Gov. John Hickenlooper is at odds with the Attorney General Cynthia Coffman over her adding Colorado to a list of states suing the Environmental Protection Agency to block the implementation of the Obama administration’s Clean Power Plan. The governor has asked the state’s Supreme Court for an opinion as to whether her actions are legal.
The governor has the high ground on this one. Coffman’s actions make sense only in the context of Republican opposition to anything with President Obama’s name attached. Cleaning up America’s production of electric power is necessary and prudent. It is, in fact, critical to the nation’s future.
The Clean Power Plan is a collection of regulations intended to cut carbon dioxide emissions from power plants all around the country, with an overall goal of reducing them 32 percent from 2005 levels by 2030. Each state has its own goal and is allowed flexibility in how to reach it. With a 32 percent national goal, the final rule is somewhat tougher than the EPA’s initial proposal.
This is not a one-size-fits-all, cookie-cutter federal imposition. It is a workable effort to address a real and recognized problem.
Colorado’s goal is to achieve a 28 percent cut in carbon dioxide emissions compared to a 2012 benchmark. That amounts to a 40 percent reduction in the number of pounds of carbon dioxide produced per megawatt of electricity generated.
And there is every reason to think Colorado can do that. The state set a goal in 2010 for investor-owned utilities to generate 30 percent of their power from renewable resources by 2020. As The Denver Post reported Monday, Minneapolis-based Xcel Energy – Colorado’s biggest energy supplier – has cut its carbon dioxide emissions by 26 percent since 2005 and is on course to see a 35 percent reduction by 2020.
Critics, of course, predict astronomically high electric rates, power shortages, lost jobs and economic catastrophe.

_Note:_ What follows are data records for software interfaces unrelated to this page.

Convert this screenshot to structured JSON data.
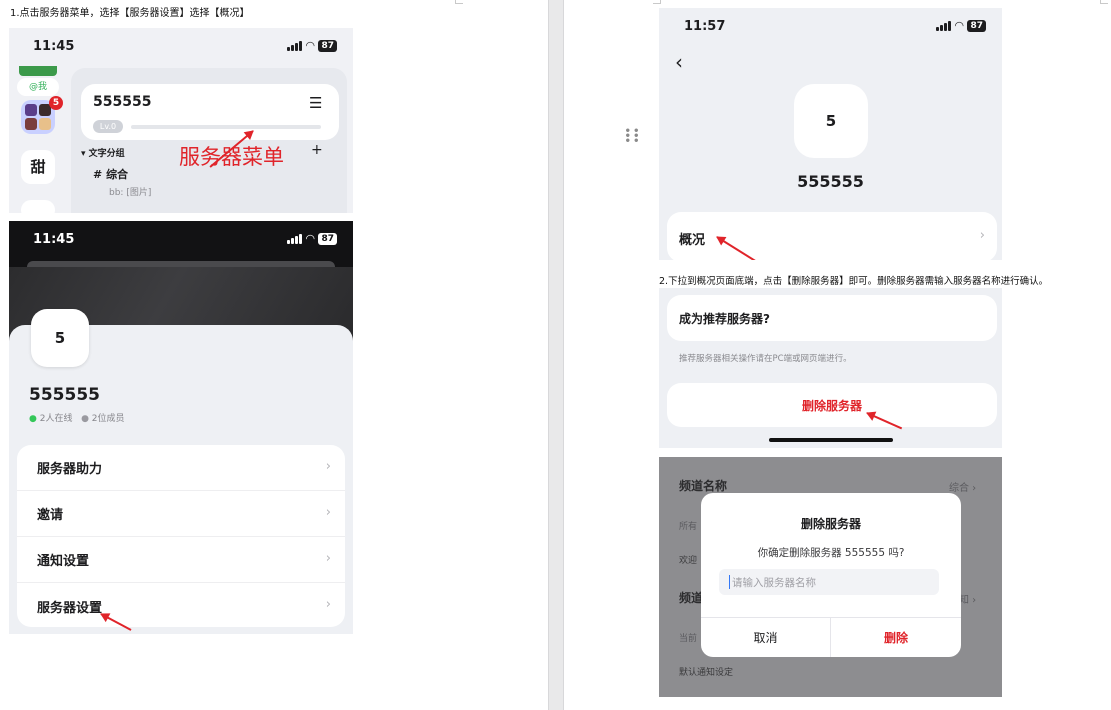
{
  "captions": {
    "step1": "1.点击服务器菜单，选择【服务器设置】选择【概况】",
    "step2": "2.下拉到概况页面底端，点击【删除服务器】即可。删除服务器需输入服务器名称进行确认。"
  },
  "colors": {
    "accent_red": "#e0242a",
    "online_green": "#34c759",
    "panel_bg": "#eef0f4"
  },
  "shot1": {
    "time": "11:45",
    "battery": "87",
    "at_me": "@我",
    "badge": "5",
    "side_char": "甜",
    "server_name": "555555",
    "level": "Lv.0",
    "group_label": "文字分组",
    "channel_name": "综合",
    "channel_preview": "bb: [图片]",
    "annotation": "服务器菜单"
  },
  "shot2": {
    "time": "11:45",
    "battery": "87",
    "avatar_char": "5",
    "server_name": "555555",
    "online": "2人在线",
    "members": "2位成员",
    "menu": [
      "服务器助力",
      "邀请",
      "通知设置",
      "服务器设置"
    ]
  },
  "shot3": {
    "time": "11:57",
    "battery": "87",
    "back": "‹",
    "avatar_char": "5",
    "server_name": "555555",
    "overview": "概况"
  },
  "shot4": {
    "recommend_title": "成为推荐服务器?",
    "recommend_note": "推荐服务器相关操作请在PC端或网页端进行。",
    "delete_label": "删除服务器"
  },
  "shot5": {
    "bg_channel_title": "频道名称",
    "bg_channel_value": "综合",
    "bg_all": "所有",
    "bg_welcome": "欢迎",
    "bg_channel2": "频道",
    "bg_notify": "知",
    "bg_current": "当前",
    "bg_default": "默认通知设定",
    "dialog_title": "删除服务器",
    "dialog_message": "你确定删除服务器 555555 吗?",
    "input_placeholder": "请输入服务器名称",
    "cancel": "取消",
    "confirm": "删除"
  }
}
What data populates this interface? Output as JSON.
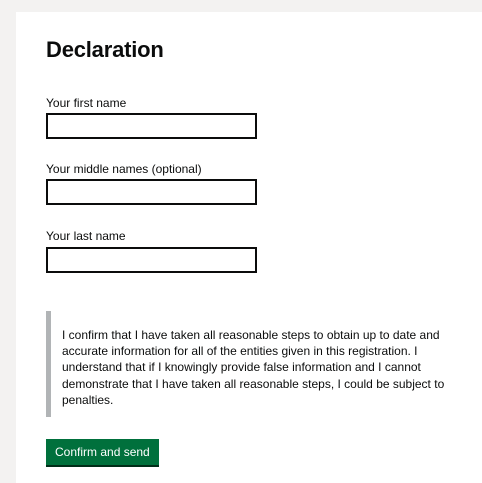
{
  "form": {
    "title": "Declaration",
    "first_name": {
      "label": "Your first name",
      "value": "",
      "placeholder": ""
    },
    "middle_names": {
      "label": "Your middle names (optional)",
      "value": "",
      "placeholder": ""
    },
    "last_name": {
      "label": "Your last name",
      "value": "",
      "placeholder": ""
    },
    "declaration_text": "I confirm that I have taken all reasonable steps to obtain up to date and accurate information for all of the entities given in this registration. I understand that if I knowingly provide false information and I cannot demonstrate that I have taken all reasonable steps, I could be subject to penalties.",
    "submit_label": "Confirm and send"
  },
  "colors": {
    "background": "#f3f2f1",
    "panel": "#ffffff",
    "text": "#0b0c0c",
    "inset_border": "#b1b4b6",
    "button": "#00703c",
    "button_shadow": "#002d18"
  }
}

But then they always do. Any push for cleaner air elicits the same litany of dire consequences – few if any of which ever come true.
Might the Clean Power Plan cost jobs? Of course, among people who sell coal. Then again, companies and workers involved in making or maintaining wind mills might prosper, perhaps along with producers of natural gas and manufacturers of solar panels.
Tourist-related industries and ski areas may not directly profit from reducing carbon monoxide emissions, but they could enjoy the publicity Colorado’s leadership could engender – and they certainly stand to lose if nothing is done about climate change. Besides, the effort to reduce carbon dioxide emissions will also cut other kinds of pollution. And part of what Colorado markets is its pure, blue sky.
Coffman contends the Clean Power Plan violates some part of the Clean Air Act and is therefore illegal. Hickenlooper questions whether the attorney general has the authority to bring a lawsuit on behalf of the state over the governor’s objection.
The state Supreme Court can answer the governor on that, while the U.S. Supreme Court could at some point be asked to speak to Coffman’s contention. A better outcome, however, would be if neither court were involved.
After all, what is there about cleaner air that is objectionable – even if Obama’s name is on the plan? Colorado does not need to get involved. Attorney General Coffman should drop this unnecessary effort and let the governor get on with cleaning up Colorado’s power.